__Your goal__.
Each line below is to be repeated exactly; any picture is to be left out.
_ _ _ _
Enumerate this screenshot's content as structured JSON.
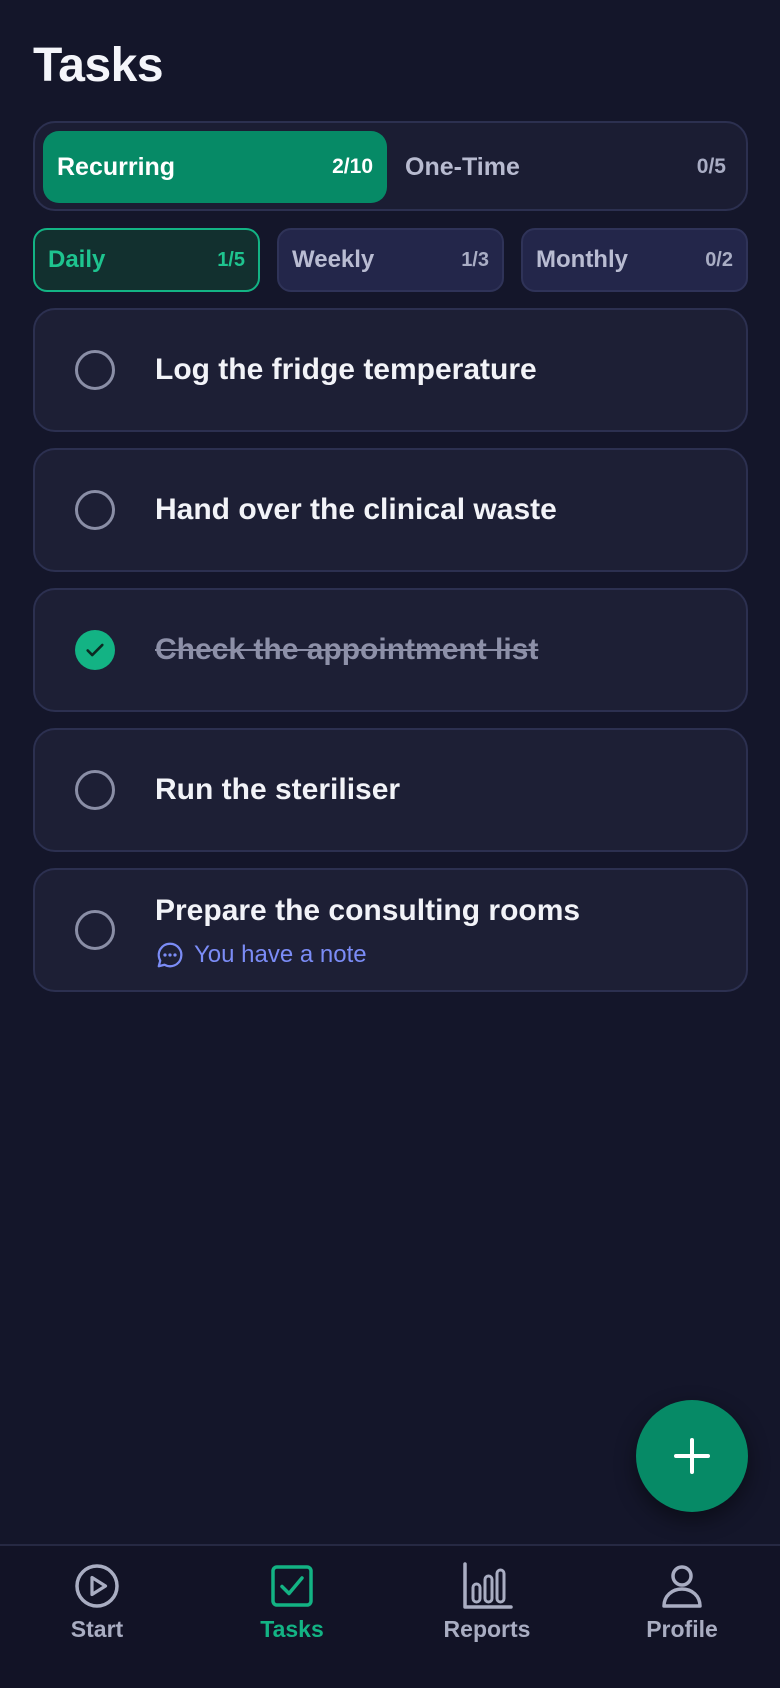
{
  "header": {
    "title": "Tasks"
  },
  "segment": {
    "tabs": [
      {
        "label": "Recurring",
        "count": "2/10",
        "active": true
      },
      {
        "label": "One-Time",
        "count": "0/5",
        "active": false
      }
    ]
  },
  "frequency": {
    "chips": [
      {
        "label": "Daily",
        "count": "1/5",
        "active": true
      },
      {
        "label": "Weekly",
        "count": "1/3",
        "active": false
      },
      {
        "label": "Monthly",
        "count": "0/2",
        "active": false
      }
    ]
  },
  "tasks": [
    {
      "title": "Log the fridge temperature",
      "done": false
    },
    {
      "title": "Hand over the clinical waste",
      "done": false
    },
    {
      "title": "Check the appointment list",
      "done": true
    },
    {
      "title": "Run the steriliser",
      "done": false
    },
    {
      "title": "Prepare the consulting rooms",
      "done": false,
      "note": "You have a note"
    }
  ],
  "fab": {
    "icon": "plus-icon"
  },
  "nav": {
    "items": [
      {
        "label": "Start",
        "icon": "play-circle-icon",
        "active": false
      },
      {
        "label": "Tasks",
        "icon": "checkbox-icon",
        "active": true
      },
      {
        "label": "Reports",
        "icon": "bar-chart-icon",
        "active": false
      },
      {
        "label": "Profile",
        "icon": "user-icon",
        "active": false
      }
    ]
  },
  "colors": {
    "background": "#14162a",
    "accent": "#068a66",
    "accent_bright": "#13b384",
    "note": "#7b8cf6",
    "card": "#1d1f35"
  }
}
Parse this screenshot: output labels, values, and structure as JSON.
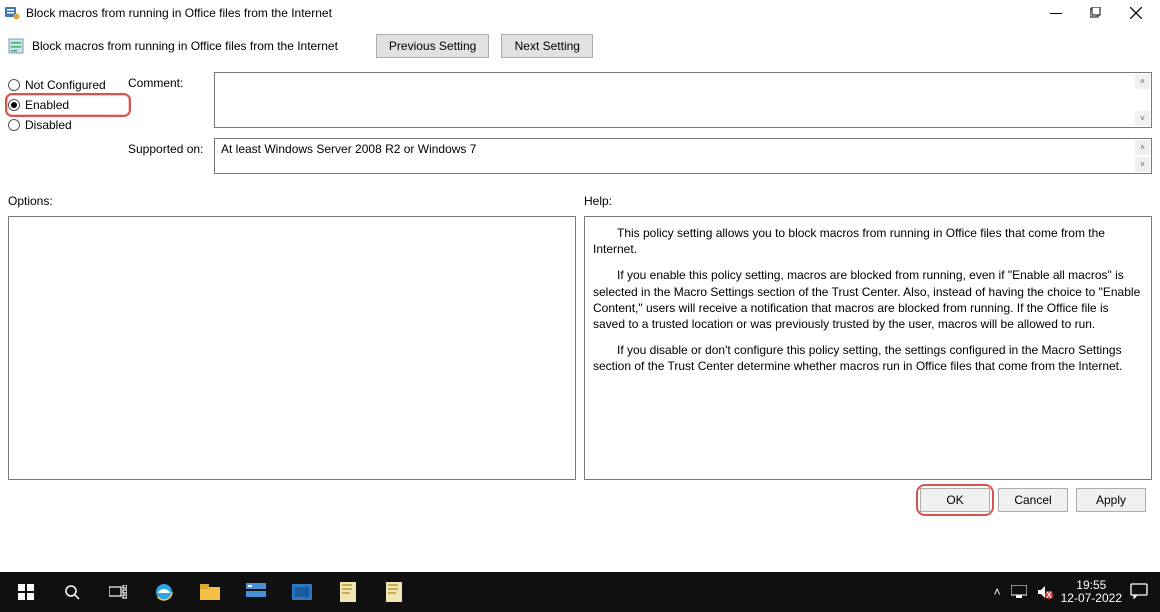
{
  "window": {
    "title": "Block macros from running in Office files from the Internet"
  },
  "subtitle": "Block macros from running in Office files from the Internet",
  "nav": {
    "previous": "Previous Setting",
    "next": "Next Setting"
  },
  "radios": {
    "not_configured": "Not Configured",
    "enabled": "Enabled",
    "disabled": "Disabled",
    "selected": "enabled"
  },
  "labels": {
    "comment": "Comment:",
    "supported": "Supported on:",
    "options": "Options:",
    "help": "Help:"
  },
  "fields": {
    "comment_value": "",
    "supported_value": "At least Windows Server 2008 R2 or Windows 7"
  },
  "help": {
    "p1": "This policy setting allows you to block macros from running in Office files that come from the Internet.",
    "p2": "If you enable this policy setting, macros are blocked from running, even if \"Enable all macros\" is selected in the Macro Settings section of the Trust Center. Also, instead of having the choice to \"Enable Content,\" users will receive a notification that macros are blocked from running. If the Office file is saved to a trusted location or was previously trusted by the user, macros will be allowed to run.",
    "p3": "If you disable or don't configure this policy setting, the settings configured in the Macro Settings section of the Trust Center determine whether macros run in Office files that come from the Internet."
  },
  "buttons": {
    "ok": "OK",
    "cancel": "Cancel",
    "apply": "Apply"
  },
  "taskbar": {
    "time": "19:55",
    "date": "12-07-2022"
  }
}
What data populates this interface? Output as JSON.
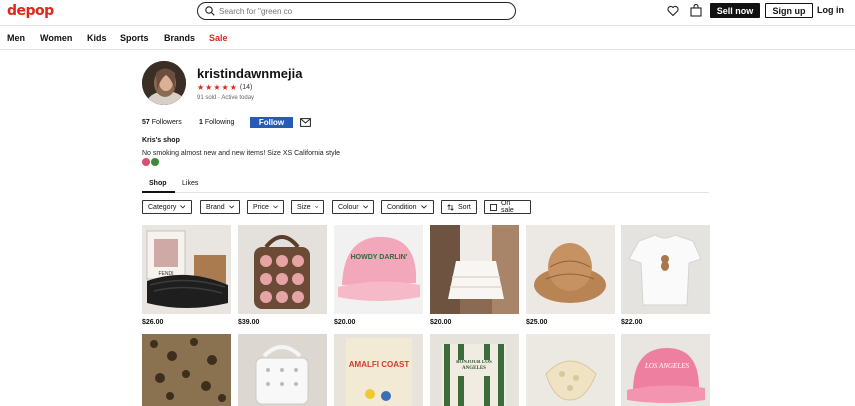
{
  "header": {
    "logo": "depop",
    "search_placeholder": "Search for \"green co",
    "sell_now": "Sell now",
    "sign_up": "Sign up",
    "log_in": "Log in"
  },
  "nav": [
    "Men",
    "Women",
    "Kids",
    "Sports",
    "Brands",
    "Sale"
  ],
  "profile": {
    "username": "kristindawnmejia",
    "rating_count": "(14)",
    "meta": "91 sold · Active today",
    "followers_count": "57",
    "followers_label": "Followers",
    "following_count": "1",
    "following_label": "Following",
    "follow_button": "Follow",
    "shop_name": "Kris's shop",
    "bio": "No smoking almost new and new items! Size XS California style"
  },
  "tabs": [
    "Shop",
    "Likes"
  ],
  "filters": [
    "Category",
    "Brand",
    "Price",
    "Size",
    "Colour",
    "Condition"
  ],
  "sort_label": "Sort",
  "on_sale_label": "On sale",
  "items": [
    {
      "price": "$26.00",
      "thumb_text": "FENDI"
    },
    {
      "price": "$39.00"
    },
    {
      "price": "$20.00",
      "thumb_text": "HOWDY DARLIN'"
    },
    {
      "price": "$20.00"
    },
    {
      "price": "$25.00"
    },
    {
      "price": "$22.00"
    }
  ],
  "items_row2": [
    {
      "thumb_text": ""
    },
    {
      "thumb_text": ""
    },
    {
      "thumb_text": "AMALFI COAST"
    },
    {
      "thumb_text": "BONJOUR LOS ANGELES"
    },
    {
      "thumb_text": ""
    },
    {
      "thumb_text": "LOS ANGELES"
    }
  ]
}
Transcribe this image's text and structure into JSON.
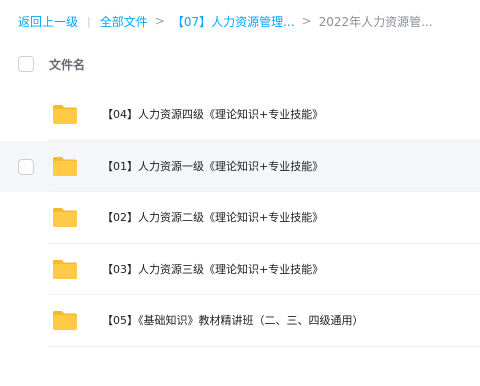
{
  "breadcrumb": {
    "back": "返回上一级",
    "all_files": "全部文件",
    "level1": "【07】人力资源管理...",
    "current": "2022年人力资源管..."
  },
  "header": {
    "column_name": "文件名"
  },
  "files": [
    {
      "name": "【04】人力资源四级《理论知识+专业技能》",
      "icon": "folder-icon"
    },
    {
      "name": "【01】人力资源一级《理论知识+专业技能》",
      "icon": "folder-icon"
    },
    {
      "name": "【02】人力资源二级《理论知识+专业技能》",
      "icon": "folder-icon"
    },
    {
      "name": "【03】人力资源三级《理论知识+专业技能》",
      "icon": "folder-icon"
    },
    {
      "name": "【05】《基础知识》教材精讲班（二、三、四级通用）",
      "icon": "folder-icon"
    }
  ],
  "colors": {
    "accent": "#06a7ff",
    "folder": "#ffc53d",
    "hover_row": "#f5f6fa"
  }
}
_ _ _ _
__Response to the task__.
Enumerate this screenshot's content as structured JSON.
{
  "header": {
    "title": "Tasks"
  },
  "segment": {
    "tabs": [
      {
        "label": "Recurring",
        "count": "2/10",
        "active": true
      },
      {
        "label": "One-Time",
        "count": "0/5",
        "active": false
      }
    ]
  },
  "frequency": {
    "chips": [
      {
        "label": "Daily",
        "count": "1/5",
        "active": true
      },
      {
        "label": "Weekly",
        "count": "1/3",
        "active": false
      },
      {
        "label": "Monthly",
        "count": "0/2",
        "active": false
      }
    ]
  },
  "tasks": [
    {
      "title": "Log the fridge temperature",
      "done": false
    },
    {
      "title": "Hand over the clinical waste",
      "done": false
    },
    {
      "title": "Check the appointment list",
      "done": true
    },
    {
      "title": "Run the steriliser",
      "done": false
    },
    {
      "title": "Prepare the consulting rooms",
      "done": false,
      "note": "You have a note"
    }
  ],
  "fab": {
    "icon": "plus-icon"
  },
  "nav": {
    "items": [
      {
        "label": "Start",
        "icon": "play-circle-icon",
        "active": false
      },
      {
        "label": "Tasks",
        "icon": "checkbox-icon",
        "active": true
      },
      {
        "label": "Reports",
        "icon": "bar-chart-icon",
        "active": false
      },
      {
        "label": "Profile",
        "icon": "user-icon",
        "active": false
      }
    ]
  },
  "colors": {
    "background": "#14162a",
    "accent": "#068a66",
    "accent_bright": "#13b384",
    "note": "#7b8cf6",
    "card": "#1d1f35"
  }
}
Parse this screenshot: output labels, values, and structure as JSON.
{
  "window": {
    "title": "Block macros from running in Office files from the Internet"
  },
  "subtitle": "Block macros from running in Office files from the Internet",
  "nav": {
    "previous": "Previous Setting",
    "next": "Next Setting"
  },
  "radios": {
    "not_configured": "Not Configured",
    "enabled": "Enabled",
    "disabled": "Disabled",
    "selected": "enabled"
  },
  "labels": {
    "comment": "Comment:",
    "supported": "Supported on:",
    "options": "Options:",
    "help": "Help:"
  },
  "fields": {
    "comment_value": "",
    "supported_value": "At least Windows Server 2008 R2 or Windows 7"
  },
  "help": {
    "p1": "This policy setting allows you to block macros from running in Office files that come from the Internet.",
    "p2": "If you enable this policy setting, macros are blocked from running, even if \"Enable all macros\" is selected in the Macro Settings section of the Trust Center. Also, instead of having the choice to \"Enable Content,\" users will receive a notification that macros are blocked from running. If the Office file is saved to a trusted location or was previously trusted by the user, macros will be allowed to run.",
    "p3": "If you disable or don't configure this policy setting, the settings configured in the Macro Settings section of the Trust Center determine whether macros run in Office files that come from the Internet."
  },
  "buttons": {
    "ok": "OK",
    "cancel": "Cancel",
    "apply": "Apply"
  },
  "taskbar": {
    "time": "19:55",
    "date": "12-07-2022"
  }
}
What data populates this interface? Output as JSON.
{
  "header": {
    "logo": "depop",
    "search_placeholder": "Search for \"green co",
    "sell_now": "Sell now",
    "sign_up": "Sign up",
    "log_in": "Log in"
  },
  "nav": [
    "Men",
    "Women",
    "Kids",
    "Sports",
    "Brands",
    "Sale"
  ],
  "profile": {
    "username": "kristindawnmejia",
    "rating_count": "(14)",
    "meta": "91 sold · Active today",
    "followers_count": "57",
    "followers_label": "Followers",
    "following_count": "1",
    "following_label": "Following",
    "follow_button": "Follow",
    "shop_name": "Kris's shop",
    "bio": "No smoking almost new and new items! Size XS California style"
  },
  "tabs": [
    "Shop",
    "Likes"
  ],
  "filters": [
    "Category",
    "Brand",
    "Price",
    "Size",
    "Colour",
    "Condition"
  ],
  "sort_label": "Sort",
  "on_sale_label": "On sale",
  "items": [
    {
      "price": "$26.00",
      "thumb_text": "FENDI"
    },
    {
      "price": "$39.00"
    },
    {
      "price": "$20.00",
      "thumb_text": "HOWDY DARLIN'"
    },
    {
      "price": "$20.00"
    },
    {
      "price": "$25.00"
    },
    {
      "price": "$22.00"
    }
  ],
  "items_row2": [
    {
      "thumb_text": ""
    },
    {
      "thumb_text": ""
    },
    {
      "thumb_text": "AMALFI COAST"
    },
    {
      "thumb_text": "BONJOUR LOS ANGELES"
    },
    {
      "thumb_text": ""
    },
    {
      "thumb_text": "LOS ANGELES"
    }
  ]
}
Transcribe this image's text and structure into JSON.
{
  "breadcrumb": {
    "back": "返回上一级",
    "all_files": "全部文件",
    "level1": "【07】人力资源管理...",
    "current": "2022年人力资源管..."
  },
  "header": {
    "column_name": "文件名"
  },
  "files": [
    {
      "name": "【04】人力资源四级《理论知识+专业技能》",
      "icon": "folder-icon"
    },
    {
      "name": "【01】人力资源一级《理论知识+专业技能》",
      "icon": "folder-icon"
    },
    {
      "name": "【02】人力资源二级《理论知识+专业技能》",
      "icon": "folder-icon"
    },
    {
      "name": "【03】人力资源三级《理论知识+专业技能》",
      "icon": "folder-icon"
    },
    {
      "name": "【05】《基础知识》教材精讲班（二、三、四级通用）",
      "icon": "folder-icon"
    }
  ],
  "colors": {
    "accent": "#06a7ff",
    "folder": "#ffc53d",
    "hover_row": "#f5f6fa"
  }
}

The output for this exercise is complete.